If a line of the data below holds the word "chevron", list it.

Dataset rows describing interfaces:
::::

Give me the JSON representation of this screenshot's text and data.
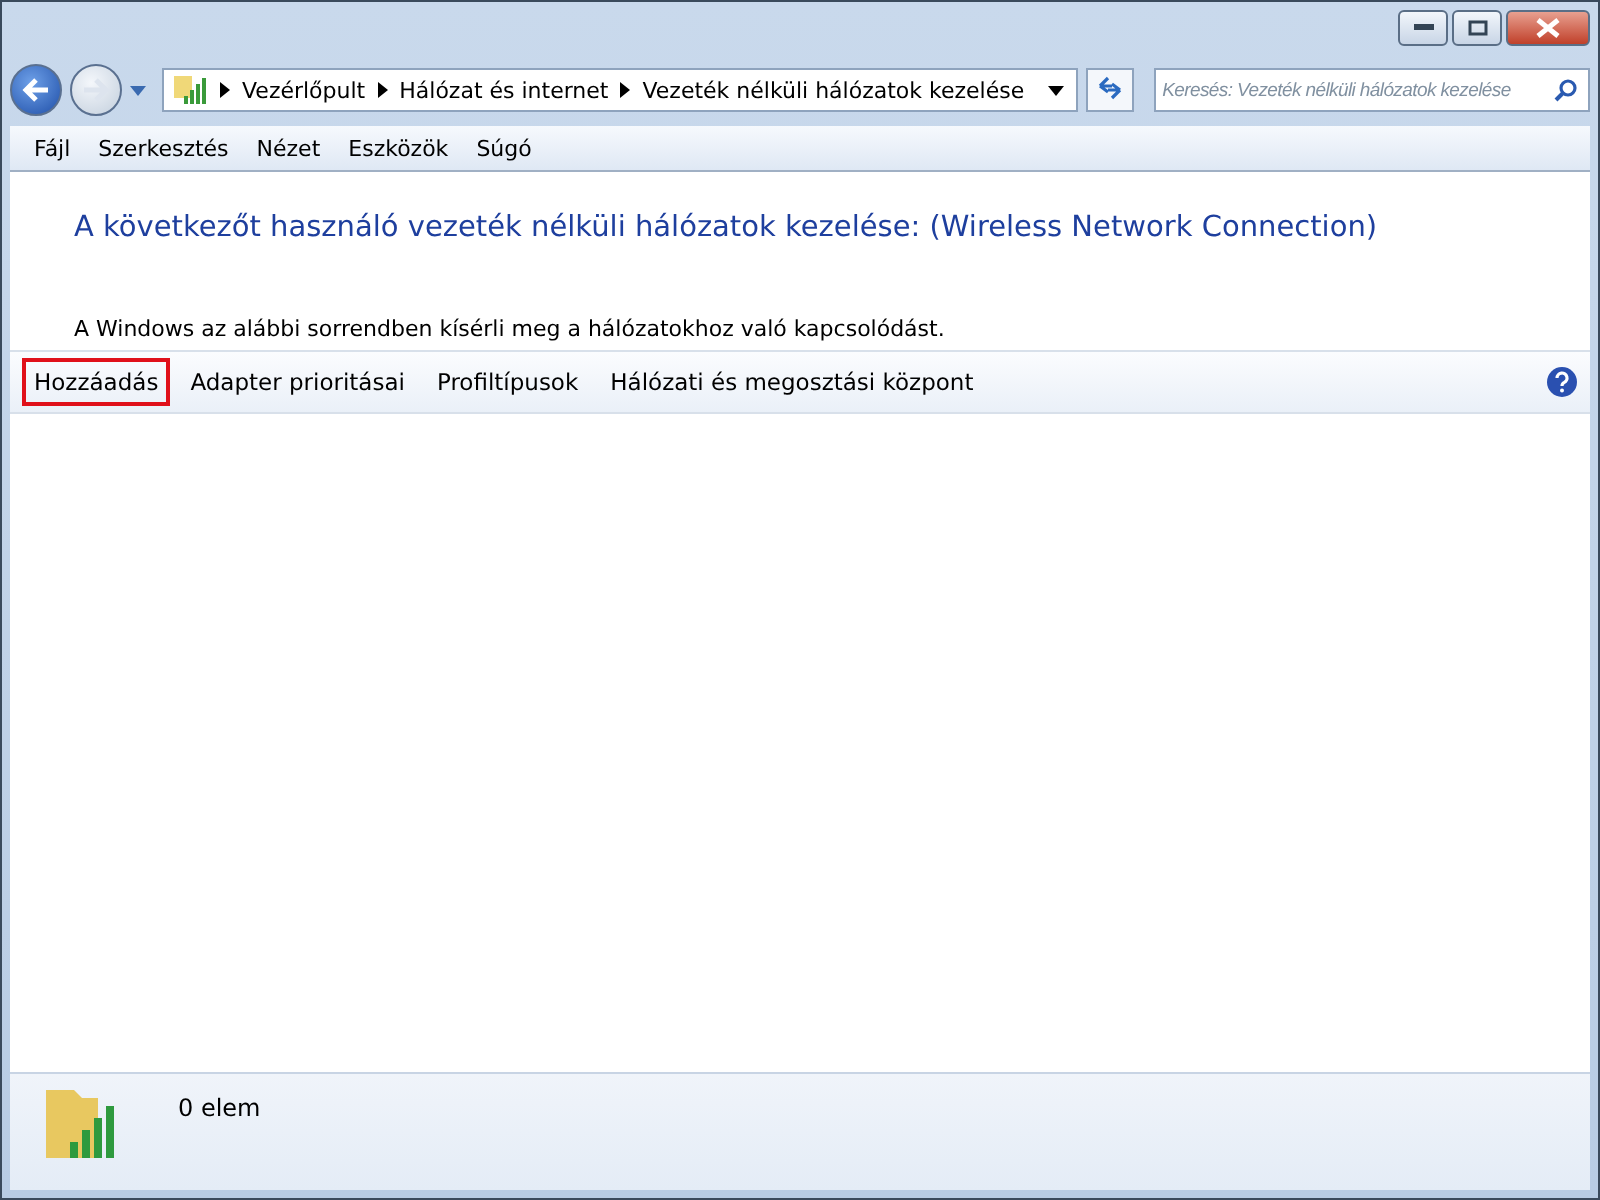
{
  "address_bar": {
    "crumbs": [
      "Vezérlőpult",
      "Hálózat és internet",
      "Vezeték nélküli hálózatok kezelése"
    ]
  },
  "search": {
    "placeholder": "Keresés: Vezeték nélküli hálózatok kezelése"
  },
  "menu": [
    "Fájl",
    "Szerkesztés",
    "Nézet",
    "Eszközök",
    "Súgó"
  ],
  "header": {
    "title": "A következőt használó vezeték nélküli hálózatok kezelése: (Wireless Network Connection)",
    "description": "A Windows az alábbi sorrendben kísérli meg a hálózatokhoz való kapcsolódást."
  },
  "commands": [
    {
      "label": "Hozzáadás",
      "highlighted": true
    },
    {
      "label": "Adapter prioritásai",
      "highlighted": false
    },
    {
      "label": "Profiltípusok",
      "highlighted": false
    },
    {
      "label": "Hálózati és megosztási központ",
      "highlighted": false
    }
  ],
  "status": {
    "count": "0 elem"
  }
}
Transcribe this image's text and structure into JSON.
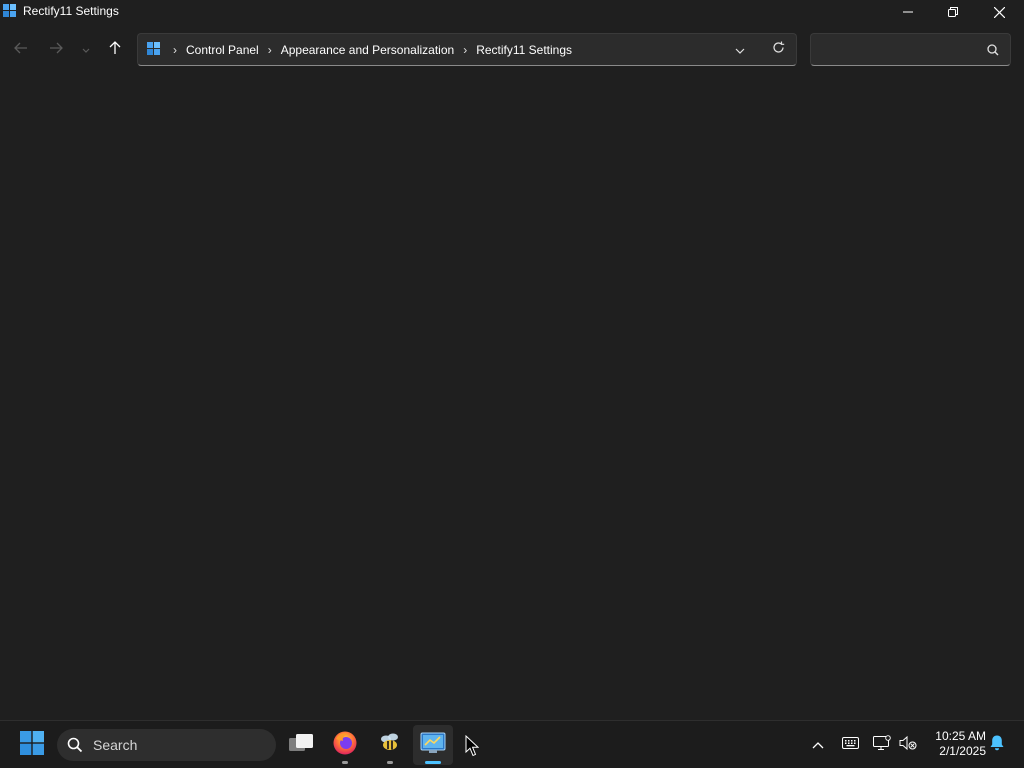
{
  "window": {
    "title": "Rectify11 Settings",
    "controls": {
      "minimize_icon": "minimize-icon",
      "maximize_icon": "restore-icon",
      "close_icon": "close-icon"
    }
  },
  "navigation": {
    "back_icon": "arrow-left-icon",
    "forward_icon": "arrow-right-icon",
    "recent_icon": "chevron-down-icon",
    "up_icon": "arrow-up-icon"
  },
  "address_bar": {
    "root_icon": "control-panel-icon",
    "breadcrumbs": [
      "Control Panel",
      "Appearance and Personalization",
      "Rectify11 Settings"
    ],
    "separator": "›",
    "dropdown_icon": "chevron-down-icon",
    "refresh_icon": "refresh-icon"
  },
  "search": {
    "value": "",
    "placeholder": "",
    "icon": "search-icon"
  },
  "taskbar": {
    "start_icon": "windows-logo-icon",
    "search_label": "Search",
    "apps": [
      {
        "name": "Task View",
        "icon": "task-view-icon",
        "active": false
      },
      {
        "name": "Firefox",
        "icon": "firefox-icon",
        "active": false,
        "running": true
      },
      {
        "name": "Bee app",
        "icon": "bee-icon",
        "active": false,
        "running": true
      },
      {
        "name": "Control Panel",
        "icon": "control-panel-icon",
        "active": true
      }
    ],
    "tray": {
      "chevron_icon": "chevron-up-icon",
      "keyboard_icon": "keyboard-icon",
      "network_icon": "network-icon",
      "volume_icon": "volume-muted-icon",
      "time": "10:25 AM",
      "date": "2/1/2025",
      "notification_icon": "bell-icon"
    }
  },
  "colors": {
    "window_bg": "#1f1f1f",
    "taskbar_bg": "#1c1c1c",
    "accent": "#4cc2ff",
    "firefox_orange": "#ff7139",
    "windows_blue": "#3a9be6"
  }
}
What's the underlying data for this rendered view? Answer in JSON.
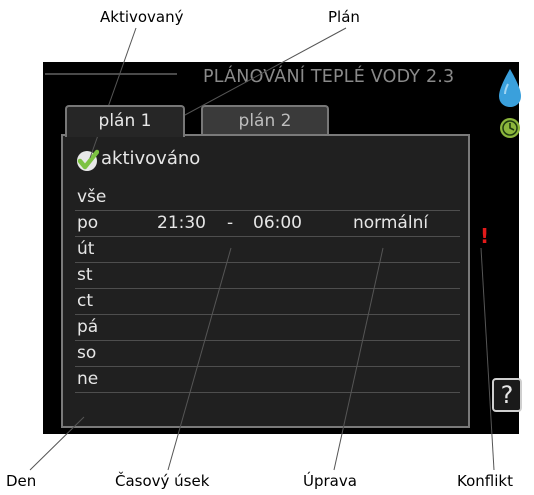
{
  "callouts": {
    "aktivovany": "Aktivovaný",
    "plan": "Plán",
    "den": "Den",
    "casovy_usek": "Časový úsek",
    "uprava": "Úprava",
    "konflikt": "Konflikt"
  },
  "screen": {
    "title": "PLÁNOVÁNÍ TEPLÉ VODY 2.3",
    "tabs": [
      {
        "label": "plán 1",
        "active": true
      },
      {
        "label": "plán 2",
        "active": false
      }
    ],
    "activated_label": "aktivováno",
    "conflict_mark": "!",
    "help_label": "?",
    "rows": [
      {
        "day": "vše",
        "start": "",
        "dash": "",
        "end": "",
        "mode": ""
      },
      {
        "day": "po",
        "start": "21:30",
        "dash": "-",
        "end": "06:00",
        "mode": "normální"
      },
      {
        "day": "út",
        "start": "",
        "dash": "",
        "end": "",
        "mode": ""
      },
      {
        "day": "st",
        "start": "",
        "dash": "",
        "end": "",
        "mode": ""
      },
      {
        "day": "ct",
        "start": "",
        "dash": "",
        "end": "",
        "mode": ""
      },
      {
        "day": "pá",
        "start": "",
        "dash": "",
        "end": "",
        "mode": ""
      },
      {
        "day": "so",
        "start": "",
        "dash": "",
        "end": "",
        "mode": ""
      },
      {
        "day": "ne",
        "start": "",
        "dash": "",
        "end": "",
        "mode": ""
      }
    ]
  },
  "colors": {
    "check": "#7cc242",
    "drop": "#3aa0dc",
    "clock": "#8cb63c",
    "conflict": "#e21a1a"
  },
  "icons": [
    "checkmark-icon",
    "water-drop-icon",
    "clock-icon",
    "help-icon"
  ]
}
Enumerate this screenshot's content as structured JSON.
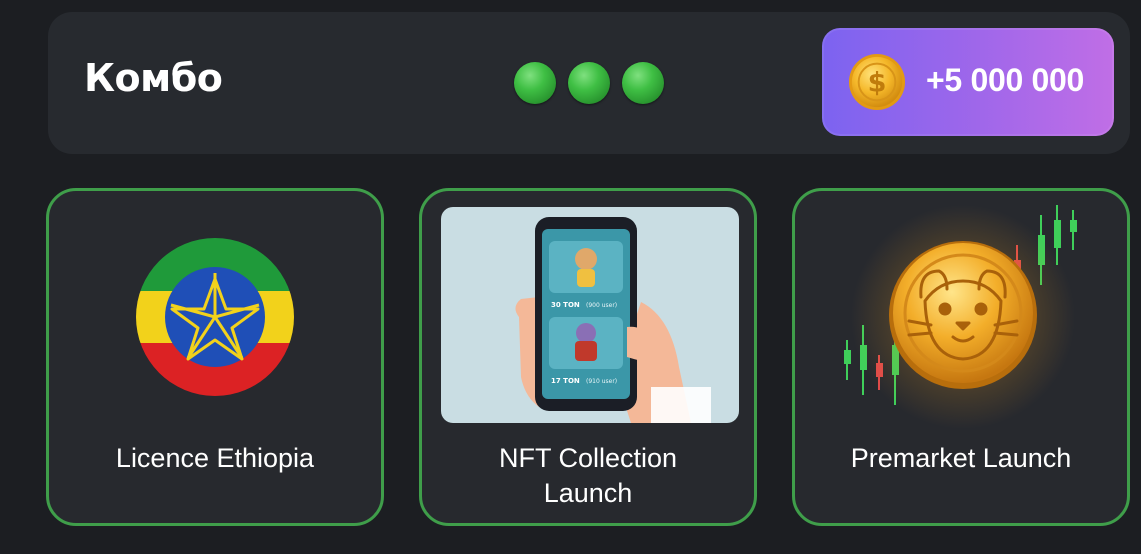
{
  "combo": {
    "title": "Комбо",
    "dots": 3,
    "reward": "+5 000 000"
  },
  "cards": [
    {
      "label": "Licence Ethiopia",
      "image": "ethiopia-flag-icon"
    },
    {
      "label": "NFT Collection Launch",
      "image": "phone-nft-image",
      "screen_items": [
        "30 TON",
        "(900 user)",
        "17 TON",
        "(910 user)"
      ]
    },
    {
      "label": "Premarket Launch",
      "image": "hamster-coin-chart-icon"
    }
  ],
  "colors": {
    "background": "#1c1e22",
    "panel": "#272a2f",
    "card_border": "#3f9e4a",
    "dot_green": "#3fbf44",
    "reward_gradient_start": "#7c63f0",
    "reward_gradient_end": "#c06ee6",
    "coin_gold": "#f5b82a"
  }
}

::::

Task result:
    "recent_icon": "chevron-down-icon",
    "dropdown_icon": "chevron-down-icon",
      "chevron_icon": "chevron-up-icon",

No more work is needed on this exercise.